Voluntary Benefits: A Primer for Employers
From catered lunches to flexible work schedules, employers are doing everything they can to attract top talent away from other companies. Although attractive to employees, these benefits and perks can cost employers a tremendous amount of money. Also, not all employers can afford these services, especially when they already pay for traditional benefits packages. However, in this era of record-low unemployment, all employers must experiment with new and unique benefits. One such option involves voluntary benefits.
What Are Voluntary Benefits
The following chart breaks down some key differences between traditional and voluntary benefits.
|Traditional Benefits||Voluntary Benefits|
|Employees receive them automatically.||Employees select some benefits from a list of options.|
|Employers pay the cost.||Employees pay the cost, but a much lower price as they receive a group rate.|
|As every major employer offers them, companies do not stand out to prospective employees.||By curating a unique list of voluntary benefits, employers can target a particular group of professionals (e.g., millennials with young families) they want to recruit and retain.|
Now that you know how traditional and voluntary benefits differ, here are some popular voluntary benefits that companies are offering their employees:
- Identify theft protection
- Critical-illness insurance
- Pet insurance
- Student-loan refinancing
- Public transportation passes
To create a benefit for employees, companies partner with a second company — a benefits broker or professional employer organization (PEO) — that manages the benefit. The two companies agree on how the benefit will work and how much employees will pay. This process costs the employer very little; the company offering the benefit knows it will make its profit from the other company’s employees. Companies can offer their employees as many or as few voluntary benefits as they please.
Should My Company Offer Voluntary Benefits?
Voluntary benefits provide a host of advantages with little to no drawback for your company. By researching the most popular voluntary benefits and surveying your employees, you can determine which benefits would best attract and retain talented professionals.
If your company has never offered voluntary benefits, employees will need to learn how these benefits can complement their traditional benefits packages. You might consider holding a company-wide seminar or training session to educate employees about voluntary benefits.
After you roll out voluntary benefits, be sure to judge your employees’ reactions and adjust benefits accordingly. Just because employees responded positively to a benefit in a survey does not automatically mean that they will stay with your company if they should receive a better offer. In other words, providing the best voluntary benefits requires continuous fine tuning, especially if your company experiences moderate to high turnover.
MyKlovr’s Unique Voluntary Benefit
The best college admission counselors often charge over $100/hour for their services, making them out of reach for most families. Since 2017, myKlovr has striven to create an affordable virtual college admission advising program for high school students and their families. For a flat monthly fee, students receive expert, tailored advice to help them raise their chances for college admission success.
Our benefit appeals to employees who could not otherwise afford college admission counseling for their high school-aged children. As of the writing of this article, myKlovr has partnered with the following companies to bring our service to families in need:
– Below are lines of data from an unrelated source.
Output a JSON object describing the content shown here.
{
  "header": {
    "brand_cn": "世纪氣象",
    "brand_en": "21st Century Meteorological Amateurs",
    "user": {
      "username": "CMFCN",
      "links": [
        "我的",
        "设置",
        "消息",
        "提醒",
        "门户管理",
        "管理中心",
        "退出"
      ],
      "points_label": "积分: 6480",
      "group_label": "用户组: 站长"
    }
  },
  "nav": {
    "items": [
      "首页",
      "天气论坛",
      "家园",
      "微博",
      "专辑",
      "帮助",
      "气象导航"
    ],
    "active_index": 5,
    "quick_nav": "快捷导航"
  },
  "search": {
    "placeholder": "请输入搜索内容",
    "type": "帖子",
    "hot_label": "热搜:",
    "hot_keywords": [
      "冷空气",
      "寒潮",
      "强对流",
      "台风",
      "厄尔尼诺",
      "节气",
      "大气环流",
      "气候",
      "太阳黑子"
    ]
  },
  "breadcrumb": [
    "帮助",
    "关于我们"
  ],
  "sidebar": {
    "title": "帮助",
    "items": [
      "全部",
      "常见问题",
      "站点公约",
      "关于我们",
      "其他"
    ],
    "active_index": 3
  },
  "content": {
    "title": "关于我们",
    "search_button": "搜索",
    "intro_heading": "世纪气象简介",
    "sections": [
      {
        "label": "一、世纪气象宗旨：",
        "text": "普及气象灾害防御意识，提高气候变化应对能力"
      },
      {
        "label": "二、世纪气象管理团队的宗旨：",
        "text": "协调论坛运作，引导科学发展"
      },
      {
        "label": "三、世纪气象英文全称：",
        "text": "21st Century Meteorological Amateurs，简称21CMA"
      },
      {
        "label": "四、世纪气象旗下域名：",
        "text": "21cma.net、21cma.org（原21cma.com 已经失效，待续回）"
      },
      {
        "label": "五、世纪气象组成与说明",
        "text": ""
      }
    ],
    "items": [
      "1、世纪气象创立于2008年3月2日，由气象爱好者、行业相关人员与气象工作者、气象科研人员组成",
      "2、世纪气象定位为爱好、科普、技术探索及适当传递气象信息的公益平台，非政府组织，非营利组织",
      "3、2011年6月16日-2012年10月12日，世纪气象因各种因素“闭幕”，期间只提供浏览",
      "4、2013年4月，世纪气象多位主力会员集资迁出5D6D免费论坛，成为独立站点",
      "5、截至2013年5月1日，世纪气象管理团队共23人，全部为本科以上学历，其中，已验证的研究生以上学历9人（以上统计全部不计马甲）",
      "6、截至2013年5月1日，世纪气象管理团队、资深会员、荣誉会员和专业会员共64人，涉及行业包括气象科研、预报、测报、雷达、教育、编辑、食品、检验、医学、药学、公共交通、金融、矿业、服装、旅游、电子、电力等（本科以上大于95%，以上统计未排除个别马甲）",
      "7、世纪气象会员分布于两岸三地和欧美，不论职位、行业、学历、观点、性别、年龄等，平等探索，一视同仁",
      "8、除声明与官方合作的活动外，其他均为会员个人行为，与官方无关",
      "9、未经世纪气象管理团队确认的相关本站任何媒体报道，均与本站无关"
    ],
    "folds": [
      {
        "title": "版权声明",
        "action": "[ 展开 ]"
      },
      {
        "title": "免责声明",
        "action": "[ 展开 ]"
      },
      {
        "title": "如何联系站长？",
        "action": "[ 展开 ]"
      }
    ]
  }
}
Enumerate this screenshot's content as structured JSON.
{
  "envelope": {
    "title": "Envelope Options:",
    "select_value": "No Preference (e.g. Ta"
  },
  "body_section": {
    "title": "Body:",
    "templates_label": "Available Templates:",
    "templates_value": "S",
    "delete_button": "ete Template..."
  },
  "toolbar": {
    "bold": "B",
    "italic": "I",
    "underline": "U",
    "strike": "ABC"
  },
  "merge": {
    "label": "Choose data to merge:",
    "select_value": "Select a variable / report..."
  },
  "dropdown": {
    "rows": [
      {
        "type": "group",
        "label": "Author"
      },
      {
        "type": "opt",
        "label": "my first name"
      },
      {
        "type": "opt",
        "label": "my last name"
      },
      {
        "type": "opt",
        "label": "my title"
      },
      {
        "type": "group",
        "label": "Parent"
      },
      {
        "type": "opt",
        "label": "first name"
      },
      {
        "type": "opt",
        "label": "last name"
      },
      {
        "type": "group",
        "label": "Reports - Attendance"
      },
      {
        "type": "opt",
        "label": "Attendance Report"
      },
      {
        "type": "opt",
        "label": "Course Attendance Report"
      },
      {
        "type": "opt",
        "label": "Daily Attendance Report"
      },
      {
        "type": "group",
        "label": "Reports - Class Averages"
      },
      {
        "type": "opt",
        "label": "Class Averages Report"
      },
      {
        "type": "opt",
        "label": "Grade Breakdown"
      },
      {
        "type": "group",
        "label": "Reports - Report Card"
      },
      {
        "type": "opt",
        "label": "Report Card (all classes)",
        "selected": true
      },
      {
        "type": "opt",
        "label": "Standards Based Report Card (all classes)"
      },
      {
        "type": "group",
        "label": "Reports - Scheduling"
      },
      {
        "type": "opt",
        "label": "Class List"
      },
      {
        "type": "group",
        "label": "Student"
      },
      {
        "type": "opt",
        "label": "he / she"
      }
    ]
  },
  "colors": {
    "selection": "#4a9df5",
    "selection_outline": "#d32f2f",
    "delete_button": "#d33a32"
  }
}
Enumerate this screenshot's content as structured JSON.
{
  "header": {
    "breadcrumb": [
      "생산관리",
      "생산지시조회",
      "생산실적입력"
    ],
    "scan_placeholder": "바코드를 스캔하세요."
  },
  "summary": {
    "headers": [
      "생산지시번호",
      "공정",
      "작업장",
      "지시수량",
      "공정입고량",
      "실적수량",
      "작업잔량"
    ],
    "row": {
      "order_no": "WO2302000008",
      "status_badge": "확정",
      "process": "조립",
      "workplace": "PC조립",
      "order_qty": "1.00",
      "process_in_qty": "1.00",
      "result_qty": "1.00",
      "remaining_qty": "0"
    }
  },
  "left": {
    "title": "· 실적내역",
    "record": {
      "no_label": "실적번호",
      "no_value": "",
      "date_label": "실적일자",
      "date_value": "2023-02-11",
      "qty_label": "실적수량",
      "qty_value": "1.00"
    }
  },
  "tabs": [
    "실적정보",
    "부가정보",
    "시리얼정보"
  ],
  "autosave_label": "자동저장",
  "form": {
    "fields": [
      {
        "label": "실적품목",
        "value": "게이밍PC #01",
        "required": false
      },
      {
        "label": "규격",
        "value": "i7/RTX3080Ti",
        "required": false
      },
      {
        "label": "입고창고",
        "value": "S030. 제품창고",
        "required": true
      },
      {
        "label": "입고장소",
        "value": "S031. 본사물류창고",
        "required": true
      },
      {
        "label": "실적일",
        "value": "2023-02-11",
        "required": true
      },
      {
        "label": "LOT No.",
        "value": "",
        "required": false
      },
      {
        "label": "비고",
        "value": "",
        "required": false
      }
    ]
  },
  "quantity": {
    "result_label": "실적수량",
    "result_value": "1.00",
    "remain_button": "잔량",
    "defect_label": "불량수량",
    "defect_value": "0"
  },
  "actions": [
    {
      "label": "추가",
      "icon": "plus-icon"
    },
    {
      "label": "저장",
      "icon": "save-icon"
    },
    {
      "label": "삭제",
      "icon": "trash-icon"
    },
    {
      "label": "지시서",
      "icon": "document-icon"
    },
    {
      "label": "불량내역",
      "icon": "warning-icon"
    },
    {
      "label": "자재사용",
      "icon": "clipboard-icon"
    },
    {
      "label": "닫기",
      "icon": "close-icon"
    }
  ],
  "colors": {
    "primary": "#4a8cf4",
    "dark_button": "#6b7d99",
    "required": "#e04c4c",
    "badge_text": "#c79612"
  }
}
By selecting myKlovr as part of your company’s voluntary benefits package, you convey to employees that you care about their lives outside of the office. With their children’s college advising in good hands, employees can direct more energy toward their work.
Your Next Step
Now that you understand voluntary benefits and how they can help your company, consider hiring a consultant – preferably a survey researcher — to determine which benefits best match your and your employees’ needs.